California Personal Injury LawCalifornia is a pure comparative negligence jurisdiction. This means that you are entitled to recover damages sustained through the fault of another person or entity, even if the other’s fault is as little as 1 percent or as much as 100 percent. What this also means is that if you contributed to the accident in any way, then your compensation will be reduced according to the proportion you are deemed at-fault. For example, if you have $100,000 in damages, but you were 10 percent at fault, then you would be able to recover $90,000 (and would be deemed responsible for $10,000 due to being 10 percent at-fault, and therefore bear the financial responsibility for your contribution to your injury)
You would be entitled to compensation from the at-fault party, and this could be any number of people or entities depending on the circumstances of the accident. For instance, if you were in a car and were struck by a commercial truck, both the truck driver and his or her employer could be liable for your neck injury (as well as any other injury you sustain from the accident). If you are at work and fell due to a defective ladder, then your employer could be held liable if it failed to maintain equipment in good working condition, or the maker of the ladder could be held liable if the design of the equipment was faulty. And therein lies the key to who is responsible for compensating for your neck injury: negligence. Who is the negligent party?
br> There are four components that must be present to prove negligence, and they are explained below:
- Duty of Care. Did the person or his/her employer owe you a duty of care? For instance, all motorists owe a duty of care to fellow drivers, and this duty of care includes the duty to obey traffic laws as well as to be alert and drive responsibly.
- Breach of Duty.

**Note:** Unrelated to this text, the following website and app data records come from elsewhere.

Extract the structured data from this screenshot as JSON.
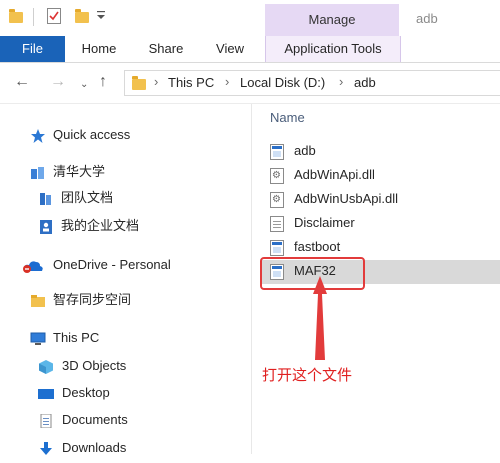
{
  "window": {
    "contextual_tab": "Manage",
    "title": "adb"
  },
  "ribbon": {
    "tabs": [
      "File",
      "Home",
      "Share",
      "View",
      "Application Tools"
    ]
  },
  "address": {
    "crumbs": [
      "This PC",
      "Local Disk (D:)",
      "adb"
    ]
  },
  "nav": {
    "quick_access": "Quick access",
    "tsinghua": "清华大学",
    "team_docs": "团队文档",
    "my_enterprise_docs": "我的企业文档",
    "onedrive": "OneDrive - Personal",
    "sync_space": "智存同步空间",
    "this_pc": "This PC",
    "objects_3d": "3D Objects",
    "desktop": "Desktop",
    "documents": "Documents",
    "downloads": "Downloads"
  },
  "list": {
    "column_name": "Name",
    "files": [
      {
        "name": "adb",
        "icon": "exe-icon"
      },
      {
        "name": "AdbWinApi.dll",
        "icon": "dll-icon"
      },
      {
        "name": "AdbWinUsbApi.dll",
        "icon": "dll-icon"
      },
      {
        "name": "Disclaimer",
        "icon": "document-icon"
      },
      {
        "name": "fastboot",
        "icon": "exe-icon"
      },
      {
        "name": "MAF32",
        "icon": "exe-icon",
        "selected": true
      }
    ]
  },
  "annotation": {
    "text": "打开这个文件",
    "color": "#e02020"
  },
  "colors": {
    "file_tab": "#1a63b8",
    "manage_tab": "#e6d9f4",
    "selected_row": "#d9d9d9",
    "annotation_red": "#e23b3b"
  }
}
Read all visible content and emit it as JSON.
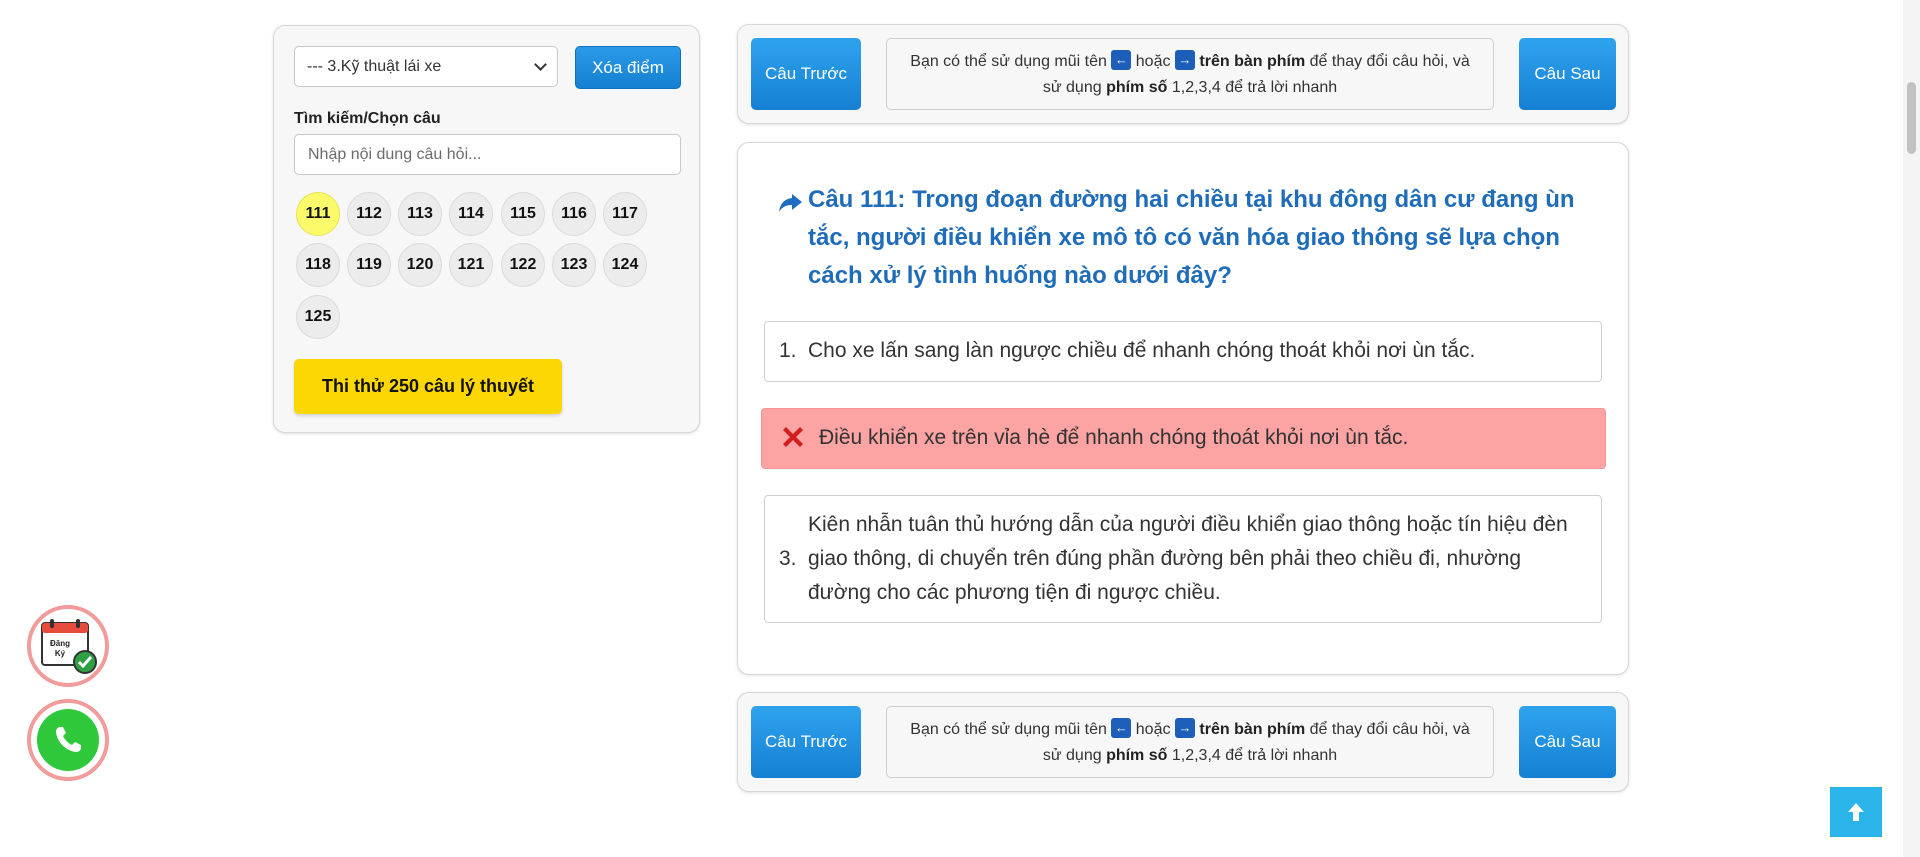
{
  "left_panel": {
    "category_select": "--- 3.Kỹ thuật lái xe",
    "clear_button": "Xóa điểm",
    "search_label": "Tìm kiếm/Chọn câu",
    "search_placeholder": "Nhập nội dung câu hỏi...",
    "question_numbers": [
      "111",
      "112",
      "113",
      "114",
      "115",
      "116",
      "117",
      "118",
      "119",
      "120",
      "121",
      "122",
      "123",
      "124",
      "125"
    ],
    "active_question": "111",
    "test_button": "Thi thử 250 câu lý thuyết"
  },
  "nav_top": {
    "prev": "Câu Trước",
    "next": "Câu Sau",
    "hint_1": "Bạn có thể sử dụng mũi tên",
    "hint_or": "hoặc",
    "hint_keyboard": "trên bàn phím",
    "hint_2": "để thay đổi câu hỏi, và",
    "hint_3": "sử dụng",
    "hint_numkeys": "phím số",
    "hint_4": "1,2,3,4 để trả lời nhanh",
    "left_key": "←",
    "right_key": "→"
  },
  "nav_bottom": {
    "prev": "Câu Trước",
    "next": "Câu Sau",
    "hint_1": "Bạn có thể sử dụng mũi tên",
    "hint_or": "hoặc",
    "hint_keyboard": "trên bàn phím",
    "hint_2": "để thay đổi câu hỏi, và",
    "hint_3": "sử dụng",
    "hint_numkeys": "phím số",
    "hint_4": "1,2,3,4 để trả lời nhanh",
    "left_key": "←",
    "right_key": "→"
  },
  "question": {
    "title": "Câu 111: Trong đoạn đường hai chiều tại khu đông dân cư đang ùn tắc, người điều khiển xe mô tô có văn hóa giao thông sẽ lựa chọn cách xử lý tình huống nào dưới đây?",
    "answers": [
      {
        "num": "1.",
        "text": "Cho xe lấn sang làn ngược chiều để nhanh chóng thoát khỏi nơi ùn tắc.",
        "state": "normal"
      },
      {
        "num": "",
        "text": "Điều khiển xe trên vỉa hè để nhanh chóng thoát khỏi nơi ùn tắc.",
        "state": "wrong"
      },
      {
        "num": "3.",
        "text": "Kiên nhẫn tuân thủ hướng dẫn của người điều khiển giao thông hoặc tín hiệu đèn giao thông, di chuyển trên đúng phần đường bên phải theo chiều đi, nhường đường cho các phương tiện đi ngược chiều.",
        "state": "normal"
      }
    ]
  },
  "floating": {
    "register_label": "Đăng Ký",
    "register_icon": "calendar-check-icon",
    "phone_icon": "phone-icon",
    "scroll_top_icon": "arrow-up-icon"
  },
  "colors": {
    "primary_blue": "#1c82d3",
    "title_blue": "#1f6cb8",
    "wrong_bg": "#fca3a3",
    "active_num": "#fafa6a",
    "test_button": "#fcd703",
    "phone_green": "#2fc83b"
  }
}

Was that duty breached in some way, shape or form? For instance, if you were in an accident caused by another driver, did the other driver failed to stop at a red signal, or was the driver speeding? If so, then the at-fault driver breached his or her duty of care owed to you. If, however, it was a defect in the design of the automobile (maybe the brakes were defective) that caused the accident, then the driver would not have breached a duty if he or she adhered to all laws and rules.
- Causation. Did that breach cause your injury? Using the same car accident example, was the accident the direct and proximal cause of your injury? For instance, if you felt fine and got out of the car to inspect the damage and then slipped on ice, only to fall and break your wrist, the accident did not cause your injury. Your injury must emanate from the accident.

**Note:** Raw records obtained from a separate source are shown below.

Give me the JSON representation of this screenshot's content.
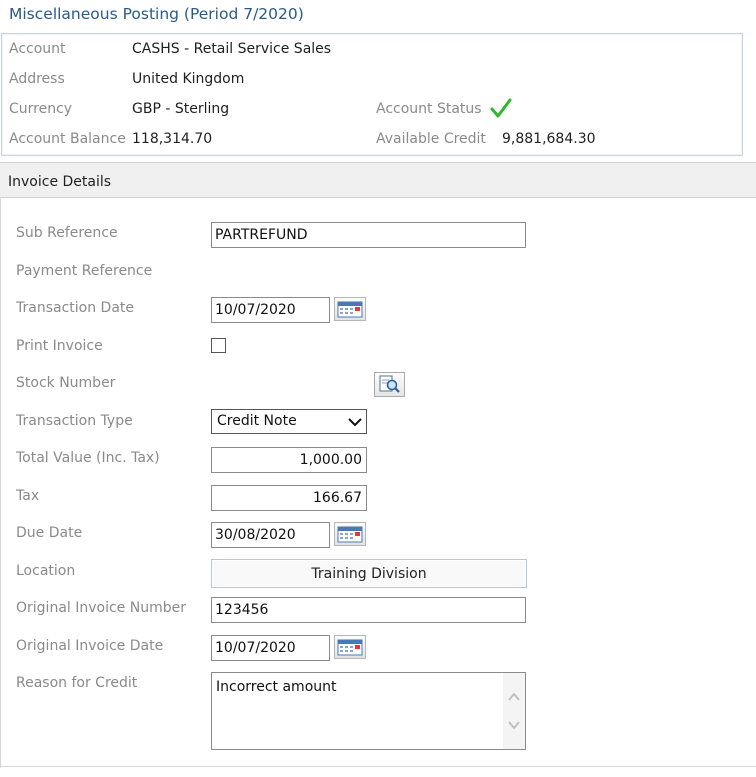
{
  "page": {
    "title": "Miscellaneous Posting (Period 7/2020)"
  },
  "account": {
    "account_label": "Account",
    "account_value": "CASHS - Retail Service Sales",
    "address_label": "Address",
    "address_value": "United Kingdom",
    "currency_label": "Currency",
    "currency_value": "GBP - Sterling",
    "status_label": "Account Status",
    "status_icon": "checkmark-icon",
    "status_color": "#2eb82e",
    "balance_label": "Account Balance",
    "balance_value": "118,314.70",
    "credit_label": "Available Credit",
    "credit_value": "9,881,684.30"
  },
  "invoice": {
    "section_title": "Invoice Details",
    "sub_reference_label": "Sub Reference",
    "sub_reference_value": "PARTREFUND",
    "payment_reference_label": "Payment Reference",
    "transaction_date_label": "Transaction Date",
    "transaction_date_value": "10/07/2020",
    "print_invoice_label": "Print Invoice",
    "print_invoice_checked": false,
    "stock_number_label": "Stock Number",
    "transaction_type_label": "Transaction Type",
    "transaction_type_value": "Credit Note",
    "total_value_label": "Total Value (Inc. Tax)",
    "total_value_value": "1,000.00",
    "tax_label": "Tax",
    "tax_value": "166.67",
    "due_date_label": "Due Date",
    "due_date_value": "30/08/2020",
    "location_label": "Location",
    "location_value": "Training Division",
    "original_invoice_number_label": "Original Invoice Number",
    "original_invoice_number_value": "123456",
    "original_invoice_date_label": "Original Invoice Date",
    "original_invoice_date_value": "10/07/2020",
    "reason_label": "Reason for Credit",
    "reason_value": "Incorrect amount"
  },
  "colors": {
    "title": "#2a5a8a",
    "label": "#8a8a8a",
    "section_bg": "#f0f0f0"
  }
}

- Damages. Is your injury monetarily quantifiable, in other words: is there a dollar value to your injury? Bruised egos are not compensable. If you are in an accident and sustain no injury, then you are not eligible to recover from the personal bodily injury. You could, however, still recover from property damage.

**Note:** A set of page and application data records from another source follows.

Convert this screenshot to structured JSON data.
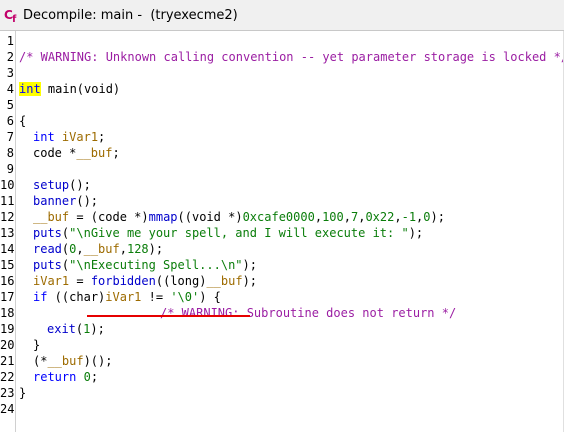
{
  "window": {
    "title": "Decompile: main -  (tryexecme2)",
    "icon": "ghidra-cf-icon",
    "accent": "#c2006a"
  },
  "editor": {
    "line_numbers": [
      "1",
      "2",
      "3",
      "4",
      "5",
      "6",
      "7",
      "8",
      "9",
      "10",
      "11",
      "12",
      "13",
      "14",
      "15",
      "16",
      "17",
      "18",
      "19",
      "20",
      "21",
      "22",
      "23",
      "24"
    ],
    "lines": {
      "l2": "/* WARNING: Unknown calling convention -- yet parameter storage is locked */",
      "l4_kw": "int",
      "l4_rest": " main(void)",
      "l6": "{",
      "l7_kw": "int",
      "l7_var": "iVar1",
      "l7_end": ";",
      "l8_a": "code *",
      "l8_var": "__buf",
      "l8_end": ";",
      "l10_fn": "setup",
      "l10_end": "();",
      "l11_fn": "banner",
      "l11_end": "();",
      "l12_var": "__buf",
      "l12_a": " = (",
      "l12_t": "code",
      "l12_b": " *)",
      "l12_fn": "mmap",
      "l12_c": "((",
      "l12_t2": "void",
      "l12_d": " *)",
      "l12_n1": "0xcafe0000",
      "l12_e": ",",
      "l12_n2": "100",
      "l12_f": ",",
      "l12_n3": "7",
      "l12_g": ",",
      "l12_n4": "0x22",
      "l12_h": ",",
      "l12_n5": "-1",
      "l12_i": ",",
      "l12_n6": "0",
      "l12_j": ");",
      "l13_fn": "puts",
      "l13_a": "(",
      "l13_str": "\"\\nGive me your spell, and I will execute it: \"",
      "l13_b": ");",
      "l14_fn": "read",
      "l14_a": "(",
      "l14_n1": "0",
      "l14_b": ",",
      "l14_var": "__buf",
      "l14_c": ",",
      "l14_n2": "128",
      "l14_d": ");",
      "l15_fn": "puts",
      "l15_a": "(",
      "l15_str": "\"\\nExecuting Spell...\\n\"",
      "l15_b": ");",
      "l16_var": "iVar1",
      "l16_a": " = ",
      "l16_fn": "forbidden",
      "l16_b": "((",
      "l16_t": "long",
      "l16_c": ")",
      "l16_var2": "__buf",
      "l16_d": ");",
      "l17_kw": "if",
      "l17_a": " ((",
      "l17_t": "char",
      "l17_b": ")",
      "l17_var": "iVar1",
      "l17_c": " != ",
      "l17_str": "'\\0'",
      "l17_d": ") {",
      "l18": "/* WARNING: Subroutine does not return */",
      "l19_fn": "exit",
      "l19_a": "(",
      "l19_n": "1",
      "l19_b": ");",
      "l20": "}",
      "l21_a": "(*",
      "l21_var": "__buf",
      "l21_b": ")();",
      "l22_kw": "return",
      "l22_a": " ",
      "l22_n": "0",
      "l22_b": ";",
      "l23": "}"
    }
  }
}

What Type of Compensation is Available?If you sustained a neck injury through the fault of another person’s action or omission to act, then California allows you to seek compensation. Compensation for your damages comes in two forms:
- Economic Damages. These damages allow you to seek reimbursement for such things as medical expenses, therapy, property damage, lost present and future earnings, loss of earning capacity.
- Non-economic Damages. These damages include compensation for such things as pain and suffering, loss of enjoyment.